WHAT IS BEING ASKED: A line qualifies if it holds the string "Sequence". Copy every qualifying line from the records.

THE DATA:
- - - - -

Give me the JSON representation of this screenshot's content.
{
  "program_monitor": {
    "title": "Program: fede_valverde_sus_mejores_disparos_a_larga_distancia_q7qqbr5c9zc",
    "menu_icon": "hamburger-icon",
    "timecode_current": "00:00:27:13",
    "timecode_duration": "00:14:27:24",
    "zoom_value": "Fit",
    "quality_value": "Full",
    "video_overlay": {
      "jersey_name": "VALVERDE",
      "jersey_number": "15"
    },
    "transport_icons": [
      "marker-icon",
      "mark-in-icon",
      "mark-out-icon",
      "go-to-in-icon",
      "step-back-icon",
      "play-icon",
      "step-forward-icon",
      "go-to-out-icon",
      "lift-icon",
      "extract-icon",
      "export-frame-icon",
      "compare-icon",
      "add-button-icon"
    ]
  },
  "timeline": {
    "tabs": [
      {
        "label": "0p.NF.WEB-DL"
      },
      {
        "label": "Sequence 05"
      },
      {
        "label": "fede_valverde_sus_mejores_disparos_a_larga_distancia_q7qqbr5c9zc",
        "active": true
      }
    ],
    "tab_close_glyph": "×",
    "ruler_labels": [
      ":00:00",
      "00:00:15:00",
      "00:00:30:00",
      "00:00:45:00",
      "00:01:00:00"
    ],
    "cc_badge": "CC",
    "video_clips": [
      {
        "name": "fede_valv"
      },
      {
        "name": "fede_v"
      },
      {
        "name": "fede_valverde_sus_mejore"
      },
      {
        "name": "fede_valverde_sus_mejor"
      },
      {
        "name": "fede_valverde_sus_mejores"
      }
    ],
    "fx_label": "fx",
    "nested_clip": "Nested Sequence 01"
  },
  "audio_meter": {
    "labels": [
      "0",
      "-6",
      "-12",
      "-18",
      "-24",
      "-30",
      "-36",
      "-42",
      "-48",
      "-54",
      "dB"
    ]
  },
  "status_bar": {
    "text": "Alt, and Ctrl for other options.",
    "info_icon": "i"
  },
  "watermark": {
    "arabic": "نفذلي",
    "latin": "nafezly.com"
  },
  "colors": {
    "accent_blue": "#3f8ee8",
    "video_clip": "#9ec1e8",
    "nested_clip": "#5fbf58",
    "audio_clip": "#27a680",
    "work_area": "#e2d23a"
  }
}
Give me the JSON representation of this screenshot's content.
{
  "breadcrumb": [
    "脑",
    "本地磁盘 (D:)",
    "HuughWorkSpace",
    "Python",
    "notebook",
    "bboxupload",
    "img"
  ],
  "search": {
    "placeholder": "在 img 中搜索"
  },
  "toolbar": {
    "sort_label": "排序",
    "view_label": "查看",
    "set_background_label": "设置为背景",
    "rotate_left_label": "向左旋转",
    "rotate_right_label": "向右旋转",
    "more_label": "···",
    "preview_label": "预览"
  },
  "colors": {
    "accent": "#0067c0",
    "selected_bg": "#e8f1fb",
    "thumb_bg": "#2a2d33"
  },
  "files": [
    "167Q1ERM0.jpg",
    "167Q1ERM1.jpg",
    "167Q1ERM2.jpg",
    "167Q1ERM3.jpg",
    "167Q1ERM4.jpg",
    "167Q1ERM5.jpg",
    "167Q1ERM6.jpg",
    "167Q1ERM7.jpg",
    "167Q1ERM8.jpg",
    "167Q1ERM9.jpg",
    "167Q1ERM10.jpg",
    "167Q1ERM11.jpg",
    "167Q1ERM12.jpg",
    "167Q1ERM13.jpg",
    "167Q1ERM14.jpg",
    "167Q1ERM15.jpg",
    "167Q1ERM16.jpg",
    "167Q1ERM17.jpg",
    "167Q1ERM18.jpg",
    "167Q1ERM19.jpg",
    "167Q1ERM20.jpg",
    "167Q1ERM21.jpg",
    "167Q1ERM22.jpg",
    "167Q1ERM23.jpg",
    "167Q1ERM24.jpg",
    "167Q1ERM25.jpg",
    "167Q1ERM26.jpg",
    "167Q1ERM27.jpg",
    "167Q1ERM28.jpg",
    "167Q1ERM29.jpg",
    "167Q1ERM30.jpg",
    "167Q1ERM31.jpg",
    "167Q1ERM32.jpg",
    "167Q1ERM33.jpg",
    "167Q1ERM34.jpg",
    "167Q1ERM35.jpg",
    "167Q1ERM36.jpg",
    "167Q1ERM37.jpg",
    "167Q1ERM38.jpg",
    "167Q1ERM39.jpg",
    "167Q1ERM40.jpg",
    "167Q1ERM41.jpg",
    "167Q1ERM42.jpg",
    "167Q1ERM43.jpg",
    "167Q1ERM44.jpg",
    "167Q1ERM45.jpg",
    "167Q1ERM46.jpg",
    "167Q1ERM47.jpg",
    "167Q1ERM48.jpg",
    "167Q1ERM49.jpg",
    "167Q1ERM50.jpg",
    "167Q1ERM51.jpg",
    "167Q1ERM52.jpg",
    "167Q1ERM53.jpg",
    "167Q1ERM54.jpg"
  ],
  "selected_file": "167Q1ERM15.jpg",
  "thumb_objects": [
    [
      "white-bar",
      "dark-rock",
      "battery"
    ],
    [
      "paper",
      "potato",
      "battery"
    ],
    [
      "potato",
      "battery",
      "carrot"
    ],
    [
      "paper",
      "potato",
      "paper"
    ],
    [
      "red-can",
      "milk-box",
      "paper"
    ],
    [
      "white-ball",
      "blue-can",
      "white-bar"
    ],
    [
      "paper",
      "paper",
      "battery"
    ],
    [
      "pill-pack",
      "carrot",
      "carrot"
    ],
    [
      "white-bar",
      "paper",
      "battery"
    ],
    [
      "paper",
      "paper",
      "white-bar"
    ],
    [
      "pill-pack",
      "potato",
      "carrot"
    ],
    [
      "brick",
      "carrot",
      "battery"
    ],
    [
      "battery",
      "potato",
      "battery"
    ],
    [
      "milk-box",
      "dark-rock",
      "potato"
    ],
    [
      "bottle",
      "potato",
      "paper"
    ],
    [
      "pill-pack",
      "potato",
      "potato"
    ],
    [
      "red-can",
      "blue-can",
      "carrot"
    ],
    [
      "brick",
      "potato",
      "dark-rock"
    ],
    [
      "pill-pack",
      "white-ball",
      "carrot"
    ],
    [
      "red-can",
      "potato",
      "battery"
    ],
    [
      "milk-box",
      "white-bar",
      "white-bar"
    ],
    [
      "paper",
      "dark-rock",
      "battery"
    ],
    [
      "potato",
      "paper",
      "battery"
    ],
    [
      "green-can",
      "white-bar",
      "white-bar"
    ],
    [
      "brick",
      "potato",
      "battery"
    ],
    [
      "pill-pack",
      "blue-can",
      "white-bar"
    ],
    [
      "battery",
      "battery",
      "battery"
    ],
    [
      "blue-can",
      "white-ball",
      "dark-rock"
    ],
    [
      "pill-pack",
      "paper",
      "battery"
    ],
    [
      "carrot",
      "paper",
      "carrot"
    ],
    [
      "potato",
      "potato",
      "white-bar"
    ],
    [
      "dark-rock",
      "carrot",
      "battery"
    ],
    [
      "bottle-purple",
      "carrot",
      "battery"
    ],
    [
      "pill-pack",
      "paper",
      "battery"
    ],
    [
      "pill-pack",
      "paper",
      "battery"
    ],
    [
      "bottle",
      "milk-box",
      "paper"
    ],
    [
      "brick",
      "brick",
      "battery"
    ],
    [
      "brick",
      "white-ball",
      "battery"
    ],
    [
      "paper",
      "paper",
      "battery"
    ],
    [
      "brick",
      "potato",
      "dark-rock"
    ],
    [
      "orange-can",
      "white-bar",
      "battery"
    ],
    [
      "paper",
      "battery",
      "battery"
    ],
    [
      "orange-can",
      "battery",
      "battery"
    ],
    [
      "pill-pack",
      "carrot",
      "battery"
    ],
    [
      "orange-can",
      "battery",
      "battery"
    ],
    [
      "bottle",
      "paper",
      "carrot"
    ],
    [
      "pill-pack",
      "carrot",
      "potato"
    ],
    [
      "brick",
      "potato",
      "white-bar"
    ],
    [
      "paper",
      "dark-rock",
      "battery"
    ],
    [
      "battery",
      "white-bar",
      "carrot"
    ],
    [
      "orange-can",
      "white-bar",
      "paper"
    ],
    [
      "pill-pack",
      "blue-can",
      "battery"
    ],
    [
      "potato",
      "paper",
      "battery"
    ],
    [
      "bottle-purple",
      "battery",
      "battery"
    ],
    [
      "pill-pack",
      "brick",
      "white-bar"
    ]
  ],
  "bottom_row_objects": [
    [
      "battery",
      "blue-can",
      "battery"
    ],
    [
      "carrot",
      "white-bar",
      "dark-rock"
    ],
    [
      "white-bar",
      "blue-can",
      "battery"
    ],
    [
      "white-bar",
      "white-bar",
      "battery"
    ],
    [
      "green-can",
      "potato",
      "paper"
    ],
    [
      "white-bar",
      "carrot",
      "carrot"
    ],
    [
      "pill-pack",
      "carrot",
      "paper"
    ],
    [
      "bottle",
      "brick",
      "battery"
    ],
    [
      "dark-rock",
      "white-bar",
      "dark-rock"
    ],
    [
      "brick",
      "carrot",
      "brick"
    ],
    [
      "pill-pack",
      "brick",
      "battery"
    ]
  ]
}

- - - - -

RESPONSE BOX:
        "label": "Sequence 05"
    "nested_clip": "Nested Sequence 01"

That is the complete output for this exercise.